Gabby Jones/Bloomberg

The only takeaway to be drawn from a volatile week of earnings reports was that we shouldn’t get our hopes up.

On first glance, this earnings season has been pretty decent. With about 69% of S&P 500 companies having reported through Thursday’s close, first-quarter profits were on pace to grow by more than 10%, as more than three-quarters of companies beat expectations. The market, however, is far less enthused by the results—the S&P 500 has dropped 6% since JPMorgan Chase (ticker: JPM) kicked off earnings season on April 13.

The problems start with Big Tech, where the days of moving in tandem—and driving the stock market higher—appear to be over. Apple (AAPL), the largest U.S. company by market value, dropped 3.7% on Friday after its outlook disappointed, though Microsoft (MSFT), the second-largest U.S. company, finished the week up 1.3% after reporting what Morgan Stanley analyst Keith Weiss called a “solid” quarter. Similarly, Facebook parent Meta Platforms (FB) soared despite offering below-consensus guidance, but Alphabet (GOOGL) fell 4.6% last week after Apple’s focus on user privacy, which had been a problem for Facebook, finally hit YouTube. (AMZN) tumbled 14% amid signs it had overexpanded.

The mixed messages didn’t stop there. Paint maker Sherwin-Williams (SHW) rose 12% after reporting better-than-expected earnings on Tuesday that seemed to say homeowners were willing to keep spending, but before investors could extrapolate any further, Stanley Black & Decker (SWK), the maker of power tools, cut its full-year guidance, causing its stock to tumble 15% this past week.

“More talk about supply-chain issues, cost pressures,” says Dave Donabedian, chief investment officer at CIBC Private Wealth US. “That cast a pall over the outlook for the rest of the year.”

Investors are left having to judge each situation on its own merits. If there’s anything the winners have in common, it’s low expectations. Meta was down 49% for the year heading into Wednesday’s print, so the big gain might have simply been a sign that investors were expecting it to be even worse. High expectations were more likely than not to be met with disappointment.

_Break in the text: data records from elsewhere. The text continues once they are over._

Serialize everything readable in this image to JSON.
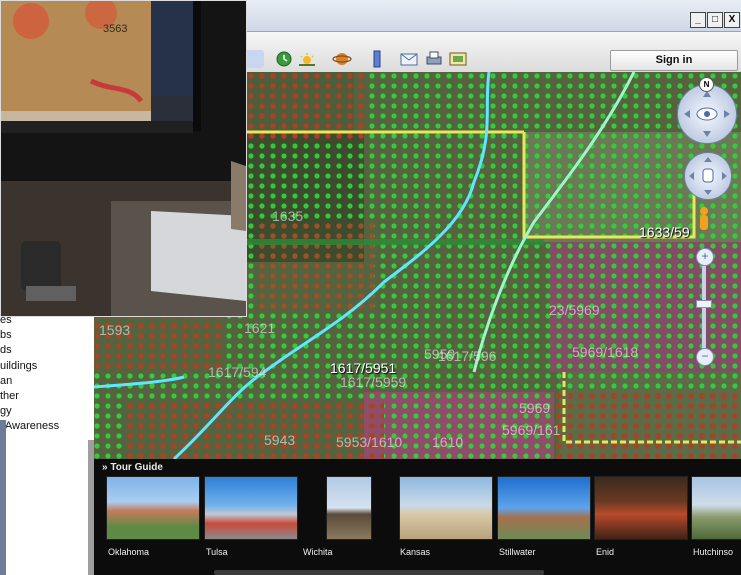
{
  "sidebar": {
    "items": [
      "es",
      "bs",
      "ds",
      "uildings",
      "an",
      "ther",
      "gy",
      "l Awareness"
    ]
  },
  "window": {
    "buttons": [
      "_",
      "□",
      "X"
    ]
  },
  "toolbar": {
    "sign_in_label": "Sign in",
    "icons": [
      "history-icon",
      "sun-icon",
      "planet-icon",
      "ruler-icon",
      "email-icon",
      "print-icon",
      "save-image-icon"
    ]
  },
  "map": {
    "compass_label": "N",
    "labels": [
      "1633/59",
      "1617/5951",
      "1617/5959",
      "1617/596",
      "1617/594",
      "5969/1618",
      "5953/1610",
      "5969/161",
      "5969",
      "1635",
      "1593",
      "1621",
      "23/5969",
      "1610",
      "5959",
      "5943"
    ],
    "accent_colors": {
      "field_green": "#2fd23a",
      "field_red": "#c81f1f",
      "stream": "#5fe7ff",
      "road": "#e8e85a"
    }
  },
  "tour_guide": {
    "title": "Tour Guide",
    "places": [
      "Oklahoma",
      "Tulsa",
      "Wichita",
      "Kansas",
      "Stillwater",
      "Enid",
      "Hutchinso"
    ]
  },
  "camera": {
    "monitor_number": "3563"
  }
}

“The penalty for disappointing is far greater than the benefit of meeting or exceeding consensus expectations,” says Satya Pradhuman, director of research at Cirrus Research. His recommendation: Avoid “earnings torpedoes,” the companies that need to deliver perfect earnings to avoid a blowup, and focus on “fallen angels,” where low expectations are the order of the day.

Ulta Beauty (ULTA), whose stock has dipped 3.8% this year, falls into the torpedo camp, according to Pradhuman. Its earnings are expected to grow at a 19.8% clip, accelerating from 16.4% during the first quarter of 2021, while the stock trades at a pricey multiple compared with the industry.

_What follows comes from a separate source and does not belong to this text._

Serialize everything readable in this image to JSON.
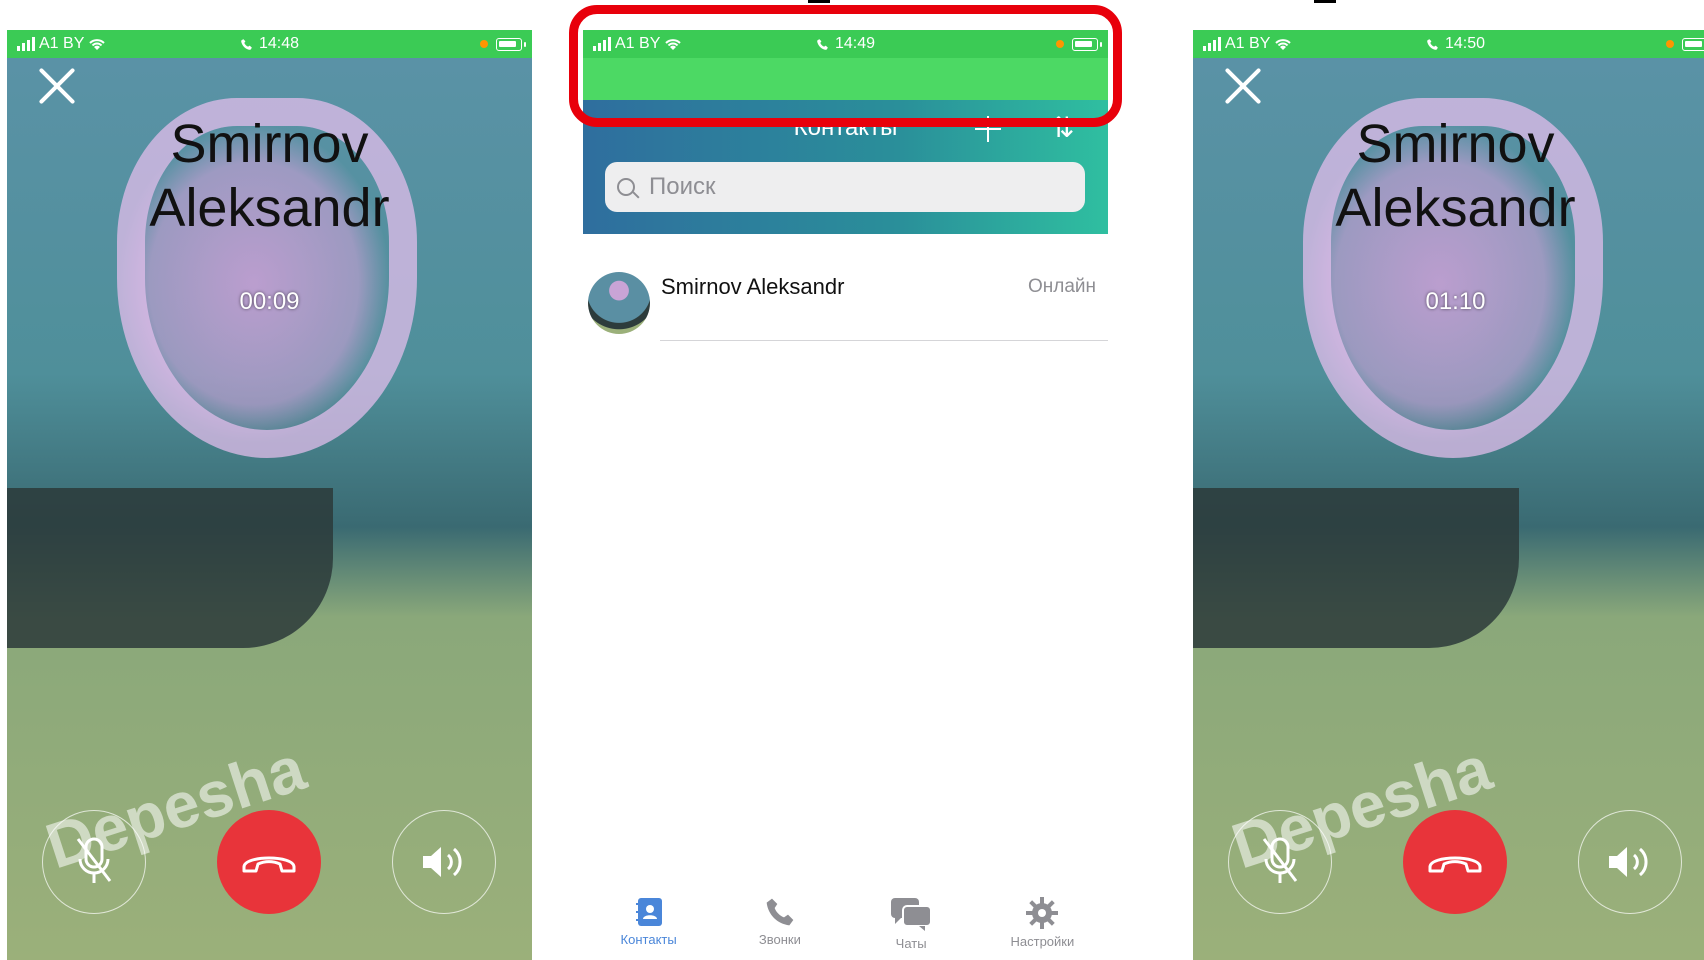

Other torpedoes include Rayonier (RYN) and Sterling Check (STER), according to the firm’s screen. Fallen angels, meanwhile, have analysts coalescing around numbers that could be considered “disappointing,” but would be easier to meet or beat. They include BJ’s Wholesale Club Holdings (BJ) and utility AES (AES).

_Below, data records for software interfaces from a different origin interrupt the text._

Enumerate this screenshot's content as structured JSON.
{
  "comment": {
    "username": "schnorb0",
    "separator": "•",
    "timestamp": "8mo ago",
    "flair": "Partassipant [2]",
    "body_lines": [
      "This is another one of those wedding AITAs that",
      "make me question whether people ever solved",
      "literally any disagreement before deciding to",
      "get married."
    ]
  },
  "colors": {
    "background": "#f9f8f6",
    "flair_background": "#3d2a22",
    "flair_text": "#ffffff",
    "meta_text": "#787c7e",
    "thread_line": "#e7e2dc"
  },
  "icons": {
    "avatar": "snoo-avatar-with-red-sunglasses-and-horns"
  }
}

Or we could just sit it out and wait for something better.

Write to Ben Levisohn at